"If a client pulls out for legitimate reasons, or if it's for a better rate, then we understand," says True North CEO Dan Eisner. For example, if the client cancels because of circumstances beyond their control, like a purchase falling through, the fee would not apply. But if the person uses True North's low rates and approval solely as leverage to get a rate match from their bank, a cancellation fee may apply. Mr. Eisner estimates less than 1 in 10 approved applicants cancel because of the rate.

Consumer and industry reaction
Anything that restricts consumer options is bound to be criticized and there are undoubtedly some people who will view these charges as another fee grab.

So far, however, the fee isn't scaring off True North's customers. Despite introducing it this year, the company's volume has risen 50 per cent. "A client who doesn't sign [our borrower agreement when applying] was never going to be a customer anyway," Mr. Eisner says. He admits that it's occasionally a hard sell, since most banks don't charge cancellation fees (yet). But brokers who do must provide better rates, better advice and a better customer experience.

"The biggest competitors for brokers are the banks, and brokers have long been impacted by banks matching rates," says Jim Murphy, President and CEO of the Canadian Association of Accredited Mortgage Professionals. One of the major benefits of using a broker is that you do not pay, he added, especially on a well-qualified deal.

Opinions in the mortgage industry are mixed. Realtors have had exclusivity agreements for years. And in the U.S., fees are commonplace, with a median mortgage application fee of $365 (U.S.), according to the Federal Reserve. But $365 is a lot more tolerable than 1 per cent standard cancellation fee, which amounts to about $1,750 on the average Canadian mortgage.

Another challenge with cancellation charges is that enforcing them can get messy. And there are also disclosure risks if clients are not explicitly made aware of such fees (e.g., if they're buried deep in the paperwork). As a result, some brokers believe they could reflect poorly on the industry.

Will they stick?
In an ideal world, the lender or broker with the best overall deal should win the client's business. That seems logical. But cancellation fee advocates say that doesn't mitigate customers who ask for a complete approval with little intention of closing with that lender. That increases costs in a market with razor thin margins, costs that are eventually transferred back to consumers.

Going forward, there will unquestionably be more lenders and brokers that tie better rates to such fees. Whether it's a trend with legs will depend on how superior the value is, and if no-fee lenders or brokers are willing to match that value. In the end, mortgage consumers will vote with their signatures.
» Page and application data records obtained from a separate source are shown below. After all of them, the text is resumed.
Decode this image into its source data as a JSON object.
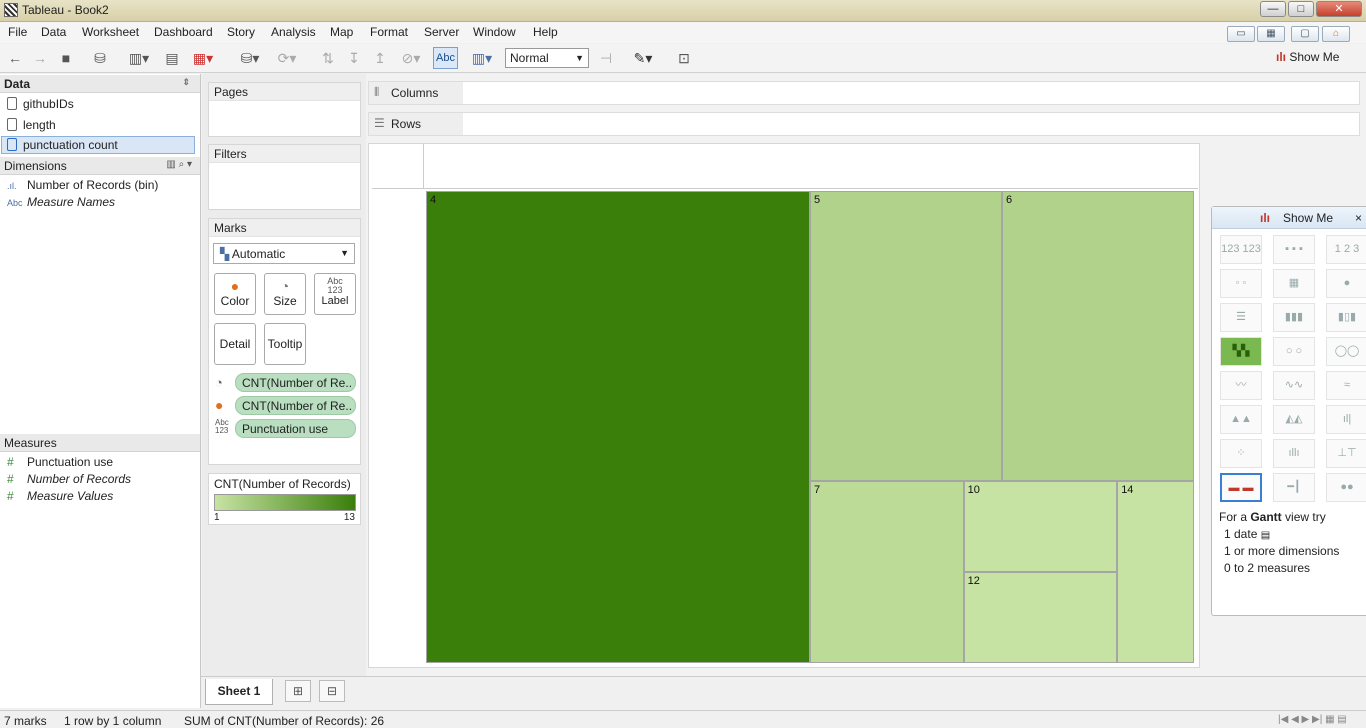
{
  "window": {
    "title": "Tableau - Book2",
    "min": "—",
    "max": "□",
    "close": "✕"
  },
  "menu": [
    "File",
    "Data",
    "Worksheet",
    "Dashboard",
    "Story",
    "Analysis",
    "Map",
    "Format",
    "Server",
    "Window",
    "Help"
  ],
  "toolbar": {
    "abc": "Abc",
    "fit": "Normal",
    "show_me": "Show Me"
  },
  "data_pane": {
    "title": "Data",
    "sources": [
      "githubIDs",
      "length",
      "punctuation count"
    ],
    "dimensions_title": "Dimensions",
    "dimensions": [
      {
        "icon": ".ıl.",
        "label": "Number of Records (bin)"
      },
      {
        "icon": "Abc",
        "label": "Measure Names"
      }
    ],
    "measures_title": "Measures",
    "measures": [
      {
        "icon": "#",
        "label": "Punctuation use"
      },
      {
        "icon": "#",
        "label": "Number of Records"
      },
      {
        "icon": "#",
        "label": "Measure Values"
      }
    ]
  },
  "cards": {
    "pages": "Pages",
    "filters": "Filters",
    "marks": "Marks",
    "mark_type": "Automatic",
    "buttons": {
      "color": "Color",
      "size": "Size",
      "label": "Label",
      "label_icon": "Abc\n123",
      "detail": "Detail",
      "tooltip": "Tooltip"
    },
    "pills": [
      {
        "icon": "◔",
        "label": "CNT(Number of Re.."
      },
      {
        "icon": "●",
        "label": "CNT(Number of Re.."
      },
      {
        "icon": "Abc\n123",
        "label": "Punctuation use"
      }
    ],
    "legend_title": "CNT(Number of Records)",
    "legend_min": "1",
    "legend_max": "13",
    "colors": {
      "low": "#c7e3a3",
      "high": "#3a7f0a"
    }
  },
  "shelves": {
    "columns": "Columns",
    "rows": "Rows"
  },
  "chart_data": {
    "type": "treemap",
    "labels": [
      "4",
      "5",
      "6",
      "7",
      "10",
      "12",
      "14"
    ],
    "values": [
      13,
      3,
      3,
      2,
      1,
      1,
      1
    ],
    "color_scale": [
      1,
      13
    ]
  },
  "show_me": {
    "title": "Show Me",
    "hint": {
      "prefix": "For a ",
      "type": "Gantt",
      "suffix": " view try",
      "lines": [
        "1 date",
        "1 or more dimensions",
        "0 to 2 measures"
      ]
    }
  },
  "tabs": {
    "sheet": "Sheet 1"
  },
  "status": {
    "marks": "7 marks",
    "grid": "1 row by 1 column",
    "sum": "SUM of CNT(Number of Records): 26"
  }
}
Robert McLister is the editor of and a mortgage planner at VERICO intelliMortgage, a mortgage brokerage. You can also follow him on twitter at @CdnMortgageNews.